But for folks with strong opinions about how to construct the perfect cup of pour over coffee, the shop’s switch to Kalita Wave – a piece of equipment pioneered in Japan – is cause for celebration. Already popular in hardcore coffee circles, the Wave’s reputation skyrocketed in April after Erin McCarthy used the gadget to win the 2013 US Barista Championship.
Black Tap’s Ross Jett says the victory helped secure the Wave a spot behind his café’s counter.
“With the recent success of the Kalita Wave at the world Brewer’s Cup, we decided to get one to try it out,” Jett e-mails. “Also, one of our baristas runs a pop-up bar at The Elliotborough Mini Bar and has been using them there.”
Pour-over coffee works exactly like it sounds: Water is poured over freshly-ground beans in a cone. Its acolytes say pour-over, or hand-brewed, coffee is cleaner, fresher and more aromatic than the joe produced by a French press, espresso maker or automatic drip unit, like the one you might keep in your kitchen. Pour-over tends to get plenty of attention in summertime, because it’s the recommended method for making iced coffee. But Black Tap Coffee, like many serious coffeehouses around the world, is exclusively pour-over year-round.
The simplicity of the process, though, means it’s nearly impossible to conceal problems created by faulty equipment.
“For the first couple weeks we opened, we used the Hario V60s,” Jett recalls. “I could expound on the many reasons why, but the V60s are terrible brewers.”
After junking the V60s, Black Tap used Bonmac two-hole ceramic drippers, which Jett credits with making “a great cup.” The Kalita Wave, though, has drawn near-universal praise for its flat-bottomed design, which is supposed to create a more complex coffee.

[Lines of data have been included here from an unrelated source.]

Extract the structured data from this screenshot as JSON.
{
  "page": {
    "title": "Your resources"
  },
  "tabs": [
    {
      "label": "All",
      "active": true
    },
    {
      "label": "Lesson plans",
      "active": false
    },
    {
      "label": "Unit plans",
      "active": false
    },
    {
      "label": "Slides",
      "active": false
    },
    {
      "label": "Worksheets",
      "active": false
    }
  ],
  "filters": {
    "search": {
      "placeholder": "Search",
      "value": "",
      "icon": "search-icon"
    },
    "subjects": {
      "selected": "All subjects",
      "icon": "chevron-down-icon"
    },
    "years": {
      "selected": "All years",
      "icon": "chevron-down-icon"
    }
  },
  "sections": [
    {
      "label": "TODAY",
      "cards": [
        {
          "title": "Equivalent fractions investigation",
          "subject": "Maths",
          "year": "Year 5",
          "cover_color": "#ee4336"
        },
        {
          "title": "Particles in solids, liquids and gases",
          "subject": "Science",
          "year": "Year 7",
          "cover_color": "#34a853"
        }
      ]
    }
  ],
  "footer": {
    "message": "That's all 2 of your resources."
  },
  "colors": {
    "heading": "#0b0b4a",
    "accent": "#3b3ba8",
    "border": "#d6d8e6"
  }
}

“The consistency and fool-proof nature swayed us to make a permanent switch here at Black Tap,” Jett explains.